== Aim of the task ==
Could you give the number of lines in the entries below that contain the word "label"? Only the number is wanted.

Component data from apps and pages
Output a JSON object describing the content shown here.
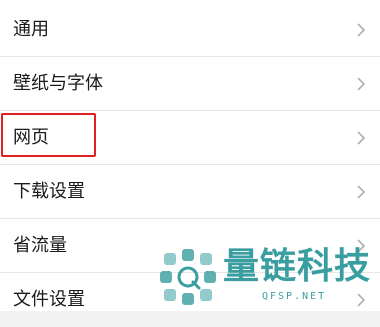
{
  "settings": {
    "items": [
      {
        "label": "通用"
      },
      {
        "label": "壁纸与字体"
      },
      {
        "label": "网页"
      },
      {
        "label": "下载设置"
      },
      {
        "label": "省流量"
      },
      {
        "label": "文件设置"
      }
    ]
  },
  "watermark": {
    "brand_name": "量链科技",
    "url": "QFSP.NET"
  },
  "colors": {
    "highlight": "#e02020",
    "watermark": "#3a9ea0",
    "divider": "#e6e6e6",
    "chevron": "#b0b0b0"
  }
}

== Answer space ==
6